NOW OFFERING FREE SHIPPING ON ORDERS OVER $39

The Cup of Tea I Always Wanted to Drink

About four years ago I met Young Mountain Tea at a farmer’s market in Springfield Oregon. I had just wrapped up a season of harvesting seaweed along the California coast and was visiting a friend before trekking back to Minnesota for winter. As I walked through the late fall market something more unusual was illuminated amongst all the vegetables – a tea stand. Behind the candles flickering below the glass teapots stood Raj, founder of Young Mountain Tea. He happily welcomed people to his booth, pouring samples and speaking to the various teas with enthusiasm and care.

Raj and Ingrid, travel to India, tea, tea garden- Young Mountain tea

Over the past two years, I had spent time on both the east and west coasts learning about where food came from. In upstate New York, I spent time dabbling in vegetables, bees, and dairy while on the west coast I delved into permaculture, earthworks, and foraging. Despite covering a wide array of food and farming endeavors, one of my daily staples was missing from field and forest experience… and that was tea.

Up until this point, tea was a mystery to me. I knew I liked tea and preferred it to coffee. I often made a habit of going to the Asian grocery store buying teas with the most interesting names, or ones whose labels were in anything but English. I was well aware of the transformation the coffee industry was experiencing regarding direct-trade and total transparency in the supply chain – but did not see that mirrored in tea. Little did I realize that those flickering lights at the Young Mountain Tea table would be at the catalyst for that demystification.

Desmond birkbek and ingrid, tea, tea garden, india, sustainable, young mountain tea

I tasted every sample Raj offered as he described his experience with each grower, and how their teas were made. I learned that all tea came from the same plant and it was a matter of processing (among other factors) that accounted for their differences. I left that meeting with a bag of Indi’s Gold and returned to Minneapolis. Later, as the winter snows began to fall and my tea supplies needed replenishing, I emailed Raj with a proposition. “I think your teas would do really well in Minnesota. There are lots of people interested in socially responsible sourcing, and… it’s COLD here!” With that Raj and I decided to give tea sales in Minnesota a try. With no marketing experience - he sent me a kit of written materials, glassware, tea, a video clip of how he presented the teas, and with that, I became a traveling tea peddler of sorts.

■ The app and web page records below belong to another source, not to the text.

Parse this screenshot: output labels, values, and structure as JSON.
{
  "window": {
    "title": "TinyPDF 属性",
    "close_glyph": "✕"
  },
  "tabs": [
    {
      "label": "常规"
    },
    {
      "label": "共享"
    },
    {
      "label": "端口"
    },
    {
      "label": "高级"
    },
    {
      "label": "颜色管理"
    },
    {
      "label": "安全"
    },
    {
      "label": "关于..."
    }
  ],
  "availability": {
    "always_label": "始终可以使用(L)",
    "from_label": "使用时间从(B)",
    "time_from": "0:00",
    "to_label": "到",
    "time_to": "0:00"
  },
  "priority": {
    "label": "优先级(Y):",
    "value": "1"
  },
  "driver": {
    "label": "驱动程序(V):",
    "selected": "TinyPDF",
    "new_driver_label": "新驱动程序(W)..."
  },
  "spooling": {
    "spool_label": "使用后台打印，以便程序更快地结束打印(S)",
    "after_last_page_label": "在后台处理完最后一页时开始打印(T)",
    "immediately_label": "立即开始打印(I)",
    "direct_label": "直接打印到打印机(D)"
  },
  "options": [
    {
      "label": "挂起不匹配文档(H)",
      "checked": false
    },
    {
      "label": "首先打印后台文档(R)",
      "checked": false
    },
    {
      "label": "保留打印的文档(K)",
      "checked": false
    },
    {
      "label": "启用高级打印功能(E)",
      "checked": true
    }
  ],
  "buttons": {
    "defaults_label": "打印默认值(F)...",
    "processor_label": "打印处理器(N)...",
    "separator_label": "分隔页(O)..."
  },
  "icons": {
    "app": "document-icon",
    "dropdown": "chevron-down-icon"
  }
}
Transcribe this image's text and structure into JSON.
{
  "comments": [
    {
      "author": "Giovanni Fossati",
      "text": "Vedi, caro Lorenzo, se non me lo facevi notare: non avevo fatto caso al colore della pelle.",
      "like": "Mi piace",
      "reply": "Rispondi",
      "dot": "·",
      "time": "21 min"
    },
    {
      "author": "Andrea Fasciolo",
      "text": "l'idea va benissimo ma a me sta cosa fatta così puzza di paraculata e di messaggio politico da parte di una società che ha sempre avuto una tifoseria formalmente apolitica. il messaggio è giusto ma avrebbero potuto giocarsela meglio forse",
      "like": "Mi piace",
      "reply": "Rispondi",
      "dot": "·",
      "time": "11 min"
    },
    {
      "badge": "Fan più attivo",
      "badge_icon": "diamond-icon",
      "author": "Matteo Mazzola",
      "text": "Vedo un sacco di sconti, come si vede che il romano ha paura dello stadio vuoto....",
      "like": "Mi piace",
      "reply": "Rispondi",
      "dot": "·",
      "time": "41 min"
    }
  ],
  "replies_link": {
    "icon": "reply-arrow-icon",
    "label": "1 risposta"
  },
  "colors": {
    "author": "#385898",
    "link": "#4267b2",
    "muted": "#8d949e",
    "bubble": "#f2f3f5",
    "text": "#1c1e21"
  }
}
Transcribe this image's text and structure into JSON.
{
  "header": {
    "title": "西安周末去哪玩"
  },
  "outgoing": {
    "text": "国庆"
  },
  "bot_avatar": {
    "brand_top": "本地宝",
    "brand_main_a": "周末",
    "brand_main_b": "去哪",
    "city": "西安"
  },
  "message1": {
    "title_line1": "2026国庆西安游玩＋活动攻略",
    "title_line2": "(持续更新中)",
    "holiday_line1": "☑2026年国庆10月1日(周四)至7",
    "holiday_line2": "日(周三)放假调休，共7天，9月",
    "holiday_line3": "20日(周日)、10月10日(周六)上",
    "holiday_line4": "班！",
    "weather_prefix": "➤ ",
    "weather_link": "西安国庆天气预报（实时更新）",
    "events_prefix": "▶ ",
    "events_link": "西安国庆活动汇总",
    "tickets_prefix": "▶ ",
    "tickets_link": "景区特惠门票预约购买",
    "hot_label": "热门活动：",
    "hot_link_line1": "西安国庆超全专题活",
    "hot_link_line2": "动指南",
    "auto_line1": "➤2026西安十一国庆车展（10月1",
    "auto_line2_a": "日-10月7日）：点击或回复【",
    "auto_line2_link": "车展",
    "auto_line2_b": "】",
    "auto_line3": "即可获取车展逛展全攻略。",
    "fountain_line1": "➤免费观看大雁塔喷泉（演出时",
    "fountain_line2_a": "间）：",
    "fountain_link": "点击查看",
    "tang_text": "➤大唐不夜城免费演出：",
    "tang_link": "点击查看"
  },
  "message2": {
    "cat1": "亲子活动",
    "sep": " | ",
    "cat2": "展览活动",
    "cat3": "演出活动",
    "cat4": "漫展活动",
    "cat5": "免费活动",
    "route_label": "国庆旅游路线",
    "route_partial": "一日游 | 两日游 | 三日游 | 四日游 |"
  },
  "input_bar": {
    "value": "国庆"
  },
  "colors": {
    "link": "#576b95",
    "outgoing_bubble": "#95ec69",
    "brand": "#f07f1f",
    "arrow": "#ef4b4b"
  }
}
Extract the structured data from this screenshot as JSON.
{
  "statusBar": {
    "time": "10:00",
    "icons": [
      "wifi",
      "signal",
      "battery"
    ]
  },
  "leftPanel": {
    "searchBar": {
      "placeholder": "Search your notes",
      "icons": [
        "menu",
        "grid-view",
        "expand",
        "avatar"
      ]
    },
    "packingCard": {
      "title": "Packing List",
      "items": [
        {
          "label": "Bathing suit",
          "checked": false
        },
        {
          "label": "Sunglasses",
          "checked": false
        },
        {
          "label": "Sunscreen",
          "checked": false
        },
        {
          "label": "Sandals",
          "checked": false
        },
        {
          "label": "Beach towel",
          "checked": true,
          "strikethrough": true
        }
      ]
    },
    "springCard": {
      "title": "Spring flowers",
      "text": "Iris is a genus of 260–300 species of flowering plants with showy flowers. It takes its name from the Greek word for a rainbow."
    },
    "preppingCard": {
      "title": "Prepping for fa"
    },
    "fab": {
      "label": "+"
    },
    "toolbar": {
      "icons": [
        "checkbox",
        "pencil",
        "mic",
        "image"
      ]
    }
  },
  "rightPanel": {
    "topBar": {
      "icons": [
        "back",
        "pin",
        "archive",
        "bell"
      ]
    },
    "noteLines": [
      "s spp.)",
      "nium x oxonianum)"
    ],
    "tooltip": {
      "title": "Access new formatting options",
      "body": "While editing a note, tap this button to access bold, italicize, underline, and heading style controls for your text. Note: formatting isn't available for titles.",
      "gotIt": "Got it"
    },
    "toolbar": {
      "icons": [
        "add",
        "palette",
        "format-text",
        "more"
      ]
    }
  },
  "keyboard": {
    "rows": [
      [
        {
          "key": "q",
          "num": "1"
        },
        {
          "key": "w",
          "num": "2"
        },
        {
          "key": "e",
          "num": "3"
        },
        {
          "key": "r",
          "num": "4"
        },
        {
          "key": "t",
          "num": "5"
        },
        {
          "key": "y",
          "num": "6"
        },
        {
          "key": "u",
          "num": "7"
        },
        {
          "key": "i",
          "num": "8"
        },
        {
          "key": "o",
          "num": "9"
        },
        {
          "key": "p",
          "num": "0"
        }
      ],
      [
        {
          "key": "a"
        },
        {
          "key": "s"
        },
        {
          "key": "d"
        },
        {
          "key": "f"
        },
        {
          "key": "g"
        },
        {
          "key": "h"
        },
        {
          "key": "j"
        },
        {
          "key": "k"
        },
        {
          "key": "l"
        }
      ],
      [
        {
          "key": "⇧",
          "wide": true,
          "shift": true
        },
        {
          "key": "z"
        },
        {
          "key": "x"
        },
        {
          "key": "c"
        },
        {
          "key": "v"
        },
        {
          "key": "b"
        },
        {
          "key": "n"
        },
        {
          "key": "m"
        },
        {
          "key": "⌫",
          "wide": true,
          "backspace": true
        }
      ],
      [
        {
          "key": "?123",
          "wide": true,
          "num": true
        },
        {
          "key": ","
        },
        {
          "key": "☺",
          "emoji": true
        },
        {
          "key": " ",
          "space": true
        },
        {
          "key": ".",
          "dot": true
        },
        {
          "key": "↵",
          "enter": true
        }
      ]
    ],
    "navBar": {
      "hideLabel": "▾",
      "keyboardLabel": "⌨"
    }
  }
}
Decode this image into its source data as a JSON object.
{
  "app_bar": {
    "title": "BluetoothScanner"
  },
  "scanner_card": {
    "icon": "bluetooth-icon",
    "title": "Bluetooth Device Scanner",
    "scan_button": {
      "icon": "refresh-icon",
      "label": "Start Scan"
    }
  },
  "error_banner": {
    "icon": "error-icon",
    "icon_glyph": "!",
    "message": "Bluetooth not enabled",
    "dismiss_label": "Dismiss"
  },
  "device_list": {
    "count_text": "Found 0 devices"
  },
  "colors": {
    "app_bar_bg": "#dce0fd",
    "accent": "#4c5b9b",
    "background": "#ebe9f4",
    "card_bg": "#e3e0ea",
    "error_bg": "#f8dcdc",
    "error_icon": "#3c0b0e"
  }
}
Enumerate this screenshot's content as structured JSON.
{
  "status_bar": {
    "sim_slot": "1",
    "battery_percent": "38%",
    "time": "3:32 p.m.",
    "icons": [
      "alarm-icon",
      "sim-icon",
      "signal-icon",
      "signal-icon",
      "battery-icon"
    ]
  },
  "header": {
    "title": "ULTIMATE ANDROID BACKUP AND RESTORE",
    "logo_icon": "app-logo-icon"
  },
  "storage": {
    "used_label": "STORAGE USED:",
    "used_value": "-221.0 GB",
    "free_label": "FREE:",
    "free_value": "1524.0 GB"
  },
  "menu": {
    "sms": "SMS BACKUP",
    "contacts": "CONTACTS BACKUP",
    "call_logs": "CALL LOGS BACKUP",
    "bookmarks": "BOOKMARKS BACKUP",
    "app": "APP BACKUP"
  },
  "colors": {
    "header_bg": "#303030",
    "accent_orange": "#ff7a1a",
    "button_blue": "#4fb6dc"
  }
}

Since then I have been working to bring Young Mountain Tea to tea drinker’s cups in the Midwest and around the US. My friends can hardly hide their surprise when they hear that their friend Ingrid, usually dabbling in gardening or sports, is doing SALES work. But I reassure them, “I don’t do sales … I do storytelling.”


Since day one, sharing Young Mountain Tea has been an opportunity for me to participate in the timeless ritual of pouring tea for strangers. Every time a grocery manager or café owner agrees to sit down with me, I realize I am treated to a rare and precious exchange – 2 people carving out time in our busy days to give a moment to an unscripted meeting. Sure, we will of course talk about tea and the people who grow it, but with a warm cup in one’s hand, it is easy to talk beyond the tea and laugh about a mutual experience or empathize with a difficult day. And as tea contains L-theonine, an amino acid responsible for producing a calming and relaxing effect on the body, I also believe that these mid-day tea interludes are good for everyone’s balance and peace.

tea cupping, india, travel to origin young mountain tea

Young Mountain Tea has given me friends around the world, connection to my community, and a deeper knowledge of the world’s most consumed beverage after water. It is a pleasure to share Young Mountain Tea with you. I hope we all keep our cups full and continue to pour tea for dear friends, family, and the occasional stranger.


Leave a comment